done. People prefer to talk rather than leaving messages behind. Further, the

implementation of fax messaging and unified mailbox is also limited to

enterprises in the IT business.

Messaging has a strong potential as India integrates more with the global

economy. Acceptability would improve as the need to connect effectively and

efficiently the ‘key business affecting employees’ increases. Benefits of

networking these messaging systems would be more evident as enterprises spread

out and need to connect cost-effectively within and across the time zones.


Does your organization needs unified messaging–ask yourself the following:

n Are there a

large number of remote and traveling employees within your organization?

n Do you
send/receive a large number of faxes?

n Do you
send/receive a large number of confidential faxes?

n Do you waste
valuable employee time sorting and delivering faxes?

n Are you
currently using a stand-alone fax server?

n Is your company
located in many offices around the city or around the world?

n Do these
offices need to be networked together?

n Have you
outgrown your current voicemail system?

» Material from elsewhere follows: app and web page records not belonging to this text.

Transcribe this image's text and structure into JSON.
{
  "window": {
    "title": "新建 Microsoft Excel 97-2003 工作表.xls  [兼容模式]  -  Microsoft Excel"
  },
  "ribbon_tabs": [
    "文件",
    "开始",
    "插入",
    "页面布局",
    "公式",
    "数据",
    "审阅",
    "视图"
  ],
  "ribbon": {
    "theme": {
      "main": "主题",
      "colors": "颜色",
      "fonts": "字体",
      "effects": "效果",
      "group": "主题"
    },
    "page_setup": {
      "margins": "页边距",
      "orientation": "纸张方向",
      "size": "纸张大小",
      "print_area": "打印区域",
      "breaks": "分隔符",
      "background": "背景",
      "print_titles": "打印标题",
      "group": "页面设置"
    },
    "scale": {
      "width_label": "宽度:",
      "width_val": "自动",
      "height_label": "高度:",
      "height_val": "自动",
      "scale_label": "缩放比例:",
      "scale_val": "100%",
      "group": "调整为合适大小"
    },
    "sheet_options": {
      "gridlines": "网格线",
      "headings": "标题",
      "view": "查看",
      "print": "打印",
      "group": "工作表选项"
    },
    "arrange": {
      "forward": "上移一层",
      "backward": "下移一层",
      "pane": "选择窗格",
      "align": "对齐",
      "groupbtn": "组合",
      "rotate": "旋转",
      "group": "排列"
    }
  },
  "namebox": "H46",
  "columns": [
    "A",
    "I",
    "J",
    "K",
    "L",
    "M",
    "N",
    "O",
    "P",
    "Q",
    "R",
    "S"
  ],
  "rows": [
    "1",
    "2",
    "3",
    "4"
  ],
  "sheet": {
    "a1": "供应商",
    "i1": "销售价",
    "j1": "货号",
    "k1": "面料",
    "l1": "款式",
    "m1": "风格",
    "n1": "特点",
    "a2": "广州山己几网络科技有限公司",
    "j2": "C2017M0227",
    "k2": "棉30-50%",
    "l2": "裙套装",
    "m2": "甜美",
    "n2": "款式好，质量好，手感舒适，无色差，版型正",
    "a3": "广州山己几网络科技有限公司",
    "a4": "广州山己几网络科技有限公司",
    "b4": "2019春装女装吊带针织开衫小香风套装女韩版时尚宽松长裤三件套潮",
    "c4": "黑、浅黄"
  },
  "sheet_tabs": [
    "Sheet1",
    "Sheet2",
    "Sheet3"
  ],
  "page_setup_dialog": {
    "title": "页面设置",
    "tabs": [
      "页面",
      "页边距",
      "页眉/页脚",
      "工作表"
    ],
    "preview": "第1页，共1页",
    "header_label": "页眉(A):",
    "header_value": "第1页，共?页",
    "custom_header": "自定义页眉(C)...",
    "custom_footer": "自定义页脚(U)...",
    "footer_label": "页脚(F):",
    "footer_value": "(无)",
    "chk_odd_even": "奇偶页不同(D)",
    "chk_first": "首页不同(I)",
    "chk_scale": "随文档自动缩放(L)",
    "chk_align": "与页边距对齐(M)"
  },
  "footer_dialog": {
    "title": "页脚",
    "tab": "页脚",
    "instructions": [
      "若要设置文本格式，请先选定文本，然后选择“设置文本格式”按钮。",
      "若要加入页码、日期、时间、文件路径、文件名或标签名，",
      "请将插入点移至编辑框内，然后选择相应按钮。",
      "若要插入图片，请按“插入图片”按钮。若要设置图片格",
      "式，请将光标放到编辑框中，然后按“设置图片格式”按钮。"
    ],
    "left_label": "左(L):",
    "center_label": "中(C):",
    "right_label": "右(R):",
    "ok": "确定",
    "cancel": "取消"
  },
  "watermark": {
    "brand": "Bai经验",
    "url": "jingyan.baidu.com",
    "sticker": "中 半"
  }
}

Will we outgrow it in the future?

n Are you looking
for a complete communications solution?

n Have you
determined who our users are? (In-office or road warrior? Light, medium, or

heavy messaging users?)

n Is there profit
potential for your company by implementing unified messaging? Will you see a

rewarding return on investment?

n Do you want to
be able to access all of our messages, voice, fax, and e-mail, via the Web?

n Can unified
messaging increase your productivity by making your team more responsive to

customers and co-workers?

n Will unified
messaging increase your competitive advantage?

If your answers are mostly ‘Yes’, then …… its time for unified



Vivek Porwal, national marketing manager, (messaging and tele-conferencing)

Tata Telecom

Trends that Will Drive the Storage Management Software Market

Latest research from IDC has noted a 74 percent increase in the storage management software market in India, from $8.5 million in 2000 to $14.8 million in 2001. This market will be fuelled by the development of Internet data centers (IDCs), the greater awareness of the need for data recovery solutions, opening up of banking and insurance sectors, and demand for 24x7x365 business continuance. Talking about the key market trends beyond the year 2002, a market research company suggests that the demand for storage management software will be triggered off by the drop in prices for storage devices, which is expected to stimulate the purchasing cycle. Also, large enterprises are expected to improve their business processes by investing in enterprise applications that will encourage demand for storage devices and storage management software.

IDC says that the storage management software market has attracted a significant amount of interest with recent worldwide events and local governments encouraging businesses to invest in disaster-recovery solutions. There is a uniform sustained interest in storage management software solutions, but expectedly growth rates are lower in countries, such as Australia and Singapore, where purchasing of storage capacity and management software have been integrated into normal business IT practices and budgets over the years. 

As for vendor standing, according to IDC, in the Asia-Pacific region EMC topped the overall storage software market, almost doubling its revenue base between 2000 and 2001, to reach a market share of 33 percent. Veritas and Computer Associates followed behind in close succession to each other, with market shares of 15 and 10 percent, respectively. IDC states that strong growth rates were recorded by Veritas (56 percent) and Legato (55 percent), as well as StorageTek (61 percent) and Sun Microsystems (67 percent), albeit from a smaller revenue base. Looking forward, IDC says, the competition in the market will become more intense, particularly from these two players, who have both cited storage software as a key focus area from 2002 onwards.